TO DO. Only lines holding "Logan" are wanted; copy each of them from the records below.

AVAILABLE RECORDS.
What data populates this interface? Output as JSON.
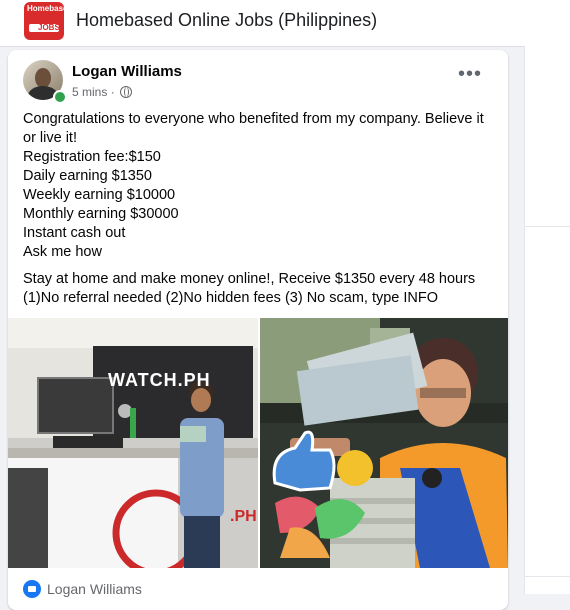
{
  "group": {
    "logo_text": "Homebased",
    "logo_jobs": "JOBS",
    "title": "Homebased Online Jobs (Philippines)"
  },
  "post": {
    "author": "Logan Williams",
    "time": "5 mins",
    "separator": "·",
    "more_label": "•••",
    "lines": [
      "Congratulations to everyone who benefited from my company. Believe it or live it!",
      "Registration fee:$150",
      "Daily earning $1350",
      "Weekly earning $10000",
      "Monthly earning $30000",
      "Instant cash out",
      "Ask me how"
    ],
    "lines2": [
      "Stay at home and make money online!, Receive $1350 every 48 hours",
      "(1)No referral needed (2)No hidden fees (3) No scam, type INFO"
    ],
    "photo_left_sign": "WATCH.PH",
    "photo_left_sign2": ".PH",
    "reactor_name": "Logan Williams"
  },
  "colors": {
    "brand_blue": "#1877f2",
    "online_green": "#31a24c",
    "logo_red": "#d92b2b"
  }
}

SOLUTION TO THIS EXERCISE.
    "author": "Logan Williams",
    "reactor_name": "Logan Williams"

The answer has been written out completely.